August 12, 2007


The Conservative policy group on business has just produced its latest report calling for swinging cuts in regulation. The Labour party has greeted this by attacking the Conservatives for being rightwing in putting out this report- of course what we are seeing in that is classic spin. The Tory policy group is only that its only a policy group- this isn't Tory policy until its adopted by the front bench- it might indicate conservative thinking- but to lambast it as a Conservative turn to the right is ridiculous.

But I would go further. Just to say that cutting regulation is rightwing- is to invite a question- is retaining unhelpful regulation leftwing. I haven't read the report, I haven't studied its conclusions therefore I have no view about it- but I don't think that cutting unneccessary regulation should neccessarily be stigmatised as a turn to the right. The issue is that Labour are not criticising the detail of the report- which is legitimate- but merely suggesting that its rightwing.

Ultimately this is an interesting test for the leftwing blogosphere. Studying the detail of the report and criticising it is what they should do- but merely criticising it for being rightwing would be to avoid the issue in reality. The rightwing blogosphere can be just as guilty of this- and have been in the past- and no doubt will have opportunities to demonstrates their seriousness. But ultimately this is a test for the left not the right- so far the government have as you would expect spun- but for pundits to see if they are serious if they comment on John Redwood see how much detail they deal with and see how much the word rightwing is used and then judge their seriousness.


Ashok said...

I submit that one is looking for a particular standard of detail. More detail does not automatically mean an absence of spin.

What you're looking for actually is more in the attitude they approach the report with. Somehow we got it in our heads that if we debate for any reason, debate alone will bring out the truth. But isn't it possible to only debate to mar one's opponent? In which case, wouldn't debate just be people trying to mar each other? And what would we get - or what are we getting - taking such debate seriously?
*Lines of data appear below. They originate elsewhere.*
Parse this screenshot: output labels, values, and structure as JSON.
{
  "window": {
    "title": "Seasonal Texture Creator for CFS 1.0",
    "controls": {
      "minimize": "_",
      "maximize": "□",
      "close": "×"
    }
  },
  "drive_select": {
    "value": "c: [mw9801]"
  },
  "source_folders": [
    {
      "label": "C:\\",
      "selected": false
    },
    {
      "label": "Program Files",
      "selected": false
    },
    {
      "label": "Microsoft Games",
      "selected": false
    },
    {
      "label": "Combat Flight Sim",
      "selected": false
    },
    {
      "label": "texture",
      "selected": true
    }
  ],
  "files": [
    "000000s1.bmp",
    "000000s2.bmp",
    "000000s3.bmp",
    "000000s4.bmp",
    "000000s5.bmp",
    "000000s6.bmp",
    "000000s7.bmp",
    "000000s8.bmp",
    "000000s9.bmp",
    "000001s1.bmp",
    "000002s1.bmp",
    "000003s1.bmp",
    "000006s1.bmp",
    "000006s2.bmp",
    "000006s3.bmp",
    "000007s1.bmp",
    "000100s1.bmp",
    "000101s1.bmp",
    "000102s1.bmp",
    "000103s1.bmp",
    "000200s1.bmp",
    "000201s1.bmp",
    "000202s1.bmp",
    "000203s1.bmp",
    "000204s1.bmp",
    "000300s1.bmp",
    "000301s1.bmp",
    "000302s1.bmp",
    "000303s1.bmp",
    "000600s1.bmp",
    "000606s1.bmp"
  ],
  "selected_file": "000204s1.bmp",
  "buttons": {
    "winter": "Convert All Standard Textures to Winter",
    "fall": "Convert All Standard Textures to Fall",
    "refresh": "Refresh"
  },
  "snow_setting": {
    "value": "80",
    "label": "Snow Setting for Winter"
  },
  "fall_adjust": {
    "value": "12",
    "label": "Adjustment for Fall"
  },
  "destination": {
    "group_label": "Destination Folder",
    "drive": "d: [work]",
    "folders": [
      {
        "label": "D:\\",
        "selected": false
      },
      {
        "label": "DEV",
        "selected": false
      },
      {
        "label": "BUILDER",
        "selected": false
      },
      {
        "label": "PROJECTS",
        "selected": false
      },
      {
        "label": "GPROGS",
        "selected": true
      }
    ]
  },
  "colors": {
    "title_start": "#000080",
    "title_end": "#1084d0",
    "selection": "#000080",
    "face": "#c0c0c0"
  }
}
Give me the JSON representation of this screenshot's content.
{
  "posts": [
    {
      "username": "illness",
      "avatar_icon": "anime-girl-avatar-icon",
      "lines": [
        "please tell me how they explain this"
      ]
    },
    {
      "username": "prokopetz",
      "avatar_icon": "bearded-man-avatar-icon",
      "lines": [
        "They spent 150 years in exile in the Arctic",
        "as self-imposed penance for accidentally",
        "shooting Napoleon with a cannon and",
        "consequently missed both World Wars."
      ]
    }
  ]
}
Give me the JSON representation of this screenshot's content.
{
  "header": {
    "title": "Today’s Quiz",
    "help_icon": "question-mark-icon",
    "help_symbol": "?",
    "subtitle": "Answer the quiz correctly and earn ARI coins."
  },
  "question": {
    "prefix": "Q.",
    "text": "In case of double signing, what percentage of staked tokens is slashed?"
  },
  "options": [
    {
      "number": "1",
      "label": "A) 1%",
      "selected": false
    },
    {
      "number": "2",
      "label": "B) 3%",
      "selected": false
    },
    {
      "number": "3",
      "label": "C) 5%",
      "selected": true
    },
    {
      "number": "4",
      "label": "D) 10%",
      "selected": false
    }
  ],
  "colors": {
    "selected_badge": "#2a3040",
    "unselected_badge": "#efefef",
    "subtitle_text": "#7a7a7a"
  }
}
Vino S said...

I agree that regulation is not necessarily left-wing or right-wing. I think that - normally in the context of business regulation - because the right is seen as being free-market, deregulation is seen as being right-wing. However, I agree that regulation is not necessarily left-wing or right-wing - it depends on the detail of the regulation. For example, laws protecting small shops (like in France) are often more supported by the right, since they assist small shopkeepers who disproportionately vote for them.

Also, in Britain, in 1947 one of the biggest acts of deregulation was carried out by the young Labour President of the Board of Trade - Harold Wilson - when he carried out a 'bonfire of controls' left over from the war.

The Evil European said...

Part of the problem is the 'deregulation' in the right-wing sense is used as a proxy for attacking social aspects of the free-market economy.
ut de-regulation or regulation itself is, as the other have pointed out, neither left-wing or right-wing.
Regulation is required to have an effective free-market, and can create economic oppurtities. Regulation is also required for the social aspects of that free-market, and while 'business leaders' might not like it, society has not be construcuted or run soley for thier benefit.
It is always amuses me that the most heavily regualtied and taxed countires on Earth are also the most desirable, and the most competative, ones to live in......would you rather live in Sweden or Somalia?

Anonymous said...

I wonder if they intend to deregulate immigration or drugs? NO?? Thought not... Abandoning the war on pot and instead collecting taxes on it would probably lop about 10 pence off the basic rate of tax - is this left wing or right wing?